* Stored data:
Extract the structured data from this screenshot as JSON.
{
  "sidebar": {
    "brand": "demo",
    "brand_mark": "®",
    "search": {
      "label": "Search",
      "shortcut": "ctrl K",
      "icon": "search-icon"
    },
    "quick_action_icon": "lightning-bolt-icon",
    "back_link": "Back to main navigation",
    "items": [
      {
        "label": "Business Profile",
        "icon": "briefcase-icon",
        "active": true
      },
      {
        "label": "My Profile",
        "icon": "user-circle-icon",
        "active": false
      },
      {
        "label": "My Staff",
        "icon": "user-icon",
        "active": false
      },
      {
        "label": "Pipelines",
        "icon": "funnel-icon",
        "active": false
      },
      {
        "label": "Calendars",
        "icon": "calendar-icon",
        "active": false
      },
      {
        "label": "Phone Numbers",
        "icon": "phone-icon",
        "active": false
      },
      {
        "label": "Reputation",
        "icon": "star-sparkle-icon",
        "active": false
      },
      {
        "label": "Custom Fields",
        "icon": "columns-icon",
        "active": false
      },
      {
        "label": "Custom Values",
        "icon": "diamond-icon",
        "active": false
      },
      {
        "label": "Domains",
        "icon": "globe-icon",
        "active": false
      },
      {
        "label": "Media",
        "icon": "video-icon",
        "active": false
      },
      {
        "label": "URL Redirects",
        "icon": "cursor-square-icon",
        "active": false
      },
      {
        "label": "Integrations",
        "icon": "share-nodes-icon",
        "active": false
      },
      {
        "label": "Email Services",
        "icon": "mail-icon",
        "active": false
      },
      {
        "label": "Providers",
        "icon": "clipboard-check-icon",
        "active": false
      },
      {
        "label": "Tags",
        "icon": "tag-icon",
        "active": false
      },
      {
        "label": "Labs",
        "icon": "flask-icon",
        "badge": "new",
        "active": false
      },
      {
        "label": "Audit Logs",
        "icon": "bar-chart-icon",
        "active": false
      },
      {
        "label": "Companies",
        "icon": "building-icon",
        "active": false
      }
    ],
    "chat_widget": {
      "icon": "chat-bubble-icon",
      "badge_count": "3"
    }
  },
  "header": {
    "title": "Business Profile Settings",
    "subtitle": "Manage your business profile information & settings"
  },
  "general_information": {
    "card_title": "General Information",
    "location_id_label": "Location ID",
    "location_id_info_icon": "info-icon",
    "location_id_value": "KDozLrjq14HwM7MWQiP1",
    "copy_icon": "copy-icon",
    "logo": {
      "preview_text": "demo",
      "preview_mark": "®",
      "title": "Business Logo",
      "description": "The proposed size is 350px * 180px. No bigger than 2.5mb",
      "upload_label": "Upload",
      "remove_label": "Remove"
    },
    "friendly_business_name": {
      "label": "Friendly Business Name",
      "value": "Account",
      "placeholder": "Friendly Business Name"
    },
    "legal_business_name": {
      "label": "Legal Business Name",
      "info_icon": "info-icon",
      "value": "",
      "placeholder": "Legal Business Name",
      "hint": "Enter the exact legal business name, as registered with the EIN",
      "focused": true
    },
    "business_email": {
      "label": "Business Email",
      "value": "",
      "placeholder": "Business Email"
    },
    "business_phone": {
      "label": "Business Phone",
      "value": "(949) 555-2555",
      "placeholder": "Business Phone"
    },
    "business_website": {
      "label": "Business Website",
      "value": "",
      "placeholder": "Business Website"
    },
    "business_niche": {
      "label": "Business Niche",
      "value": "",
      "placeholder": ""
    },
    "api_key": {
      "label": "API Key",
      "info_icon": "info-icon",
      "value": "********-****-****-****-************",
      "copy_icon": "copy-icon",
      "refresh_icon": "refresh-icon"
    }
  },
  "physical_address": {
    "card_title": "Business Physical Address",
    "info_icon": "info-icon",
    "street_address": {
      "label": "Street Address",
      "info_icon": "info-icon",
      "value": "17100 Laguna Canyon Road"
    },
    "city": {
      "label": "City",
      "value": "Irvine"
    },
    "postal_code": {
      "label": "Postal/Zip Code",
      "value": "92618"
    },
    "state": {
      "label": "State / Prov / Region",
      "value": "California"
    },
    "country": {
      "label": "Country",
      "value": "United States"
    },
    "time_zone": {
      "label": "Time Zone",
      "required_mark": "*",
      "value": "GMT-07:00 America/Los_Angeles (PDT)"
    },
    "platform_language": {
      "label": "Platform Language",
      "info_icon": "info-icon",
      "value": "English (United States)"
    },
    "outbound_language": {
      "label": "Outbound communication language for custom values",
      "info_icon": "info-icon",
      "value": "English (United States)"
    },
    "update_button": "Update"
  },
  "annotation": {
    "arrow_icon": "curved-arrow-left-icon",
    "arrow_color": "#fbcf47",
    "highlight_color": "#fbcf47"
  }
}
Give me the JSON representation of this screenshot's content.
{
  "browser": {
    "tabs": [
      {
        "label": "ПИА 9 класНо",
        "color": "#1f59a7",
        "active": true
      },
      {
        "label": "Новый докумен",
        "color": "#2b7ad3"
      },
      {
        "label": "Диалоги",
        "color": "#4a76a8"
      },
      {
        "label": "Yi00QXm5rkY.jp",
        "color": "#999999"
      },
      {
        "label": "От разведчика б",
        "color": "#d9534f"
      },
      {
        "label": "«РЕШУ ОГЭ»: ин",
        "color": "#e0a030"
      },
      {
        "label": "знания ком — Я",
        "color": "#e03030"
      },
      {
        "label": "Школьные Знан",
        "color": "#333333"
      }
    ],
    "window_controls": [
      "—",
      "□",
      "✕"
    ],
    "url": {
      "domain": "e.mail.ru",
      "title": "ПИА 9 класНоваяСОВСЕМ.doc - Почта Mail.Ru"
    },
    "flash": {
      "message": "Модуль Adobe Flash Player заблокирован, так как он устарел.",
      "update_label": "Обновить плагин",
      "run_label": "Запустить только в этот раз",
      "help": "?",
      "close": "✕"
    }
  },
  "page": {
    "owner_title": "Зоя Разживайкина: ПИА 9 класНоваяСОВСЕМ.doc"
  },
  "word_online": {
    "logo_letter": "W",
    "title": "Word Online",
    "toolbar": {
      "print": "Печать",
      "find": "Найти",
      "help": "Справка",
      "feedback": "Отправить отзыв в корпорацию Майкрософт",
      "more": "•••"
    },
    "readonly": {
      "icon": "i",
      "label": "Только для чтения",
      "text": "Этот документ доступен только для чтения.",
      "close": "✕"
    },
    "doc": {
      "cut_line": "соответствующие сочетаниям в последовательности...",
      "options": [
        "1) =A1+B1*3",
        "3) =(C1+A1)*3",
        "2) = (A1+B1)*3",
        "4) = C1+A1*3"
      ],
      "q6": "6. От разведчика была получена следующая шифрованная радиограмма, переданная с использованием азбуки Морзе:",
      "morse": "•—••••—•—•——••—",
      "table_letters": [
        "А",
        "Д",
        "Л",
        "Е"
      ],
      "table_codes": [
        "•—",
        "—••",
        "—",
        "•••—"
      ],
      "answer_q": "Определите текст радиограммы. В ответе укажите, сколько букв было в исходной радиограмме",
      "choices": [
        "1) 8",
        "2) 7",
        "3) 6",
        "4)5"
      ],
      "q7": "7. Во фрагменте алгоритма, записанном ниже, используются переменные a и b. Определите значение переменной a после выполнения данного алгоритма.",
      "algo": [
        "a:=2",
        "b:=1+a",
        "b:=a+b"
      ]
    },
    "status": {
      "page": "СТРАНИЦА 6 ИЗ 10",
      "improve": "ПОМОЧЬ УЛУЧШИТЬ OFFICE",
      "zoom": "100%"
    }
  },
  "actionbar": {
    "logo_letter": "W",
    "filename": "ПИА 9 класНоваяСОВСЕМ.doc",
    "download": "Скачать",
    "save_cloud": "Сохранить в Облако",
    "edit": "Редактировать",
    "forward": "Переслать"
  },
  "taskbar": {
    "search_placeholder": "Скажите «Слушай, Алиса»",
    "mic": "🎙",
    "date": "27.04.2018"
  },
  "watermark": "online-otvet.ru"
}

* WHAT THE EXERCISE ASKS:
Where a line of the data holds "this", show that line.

* EXPECTED OUTPUT:
Extract the structured data from this screenshot as JSON.
Give me the JSON representation of this screenshot's content.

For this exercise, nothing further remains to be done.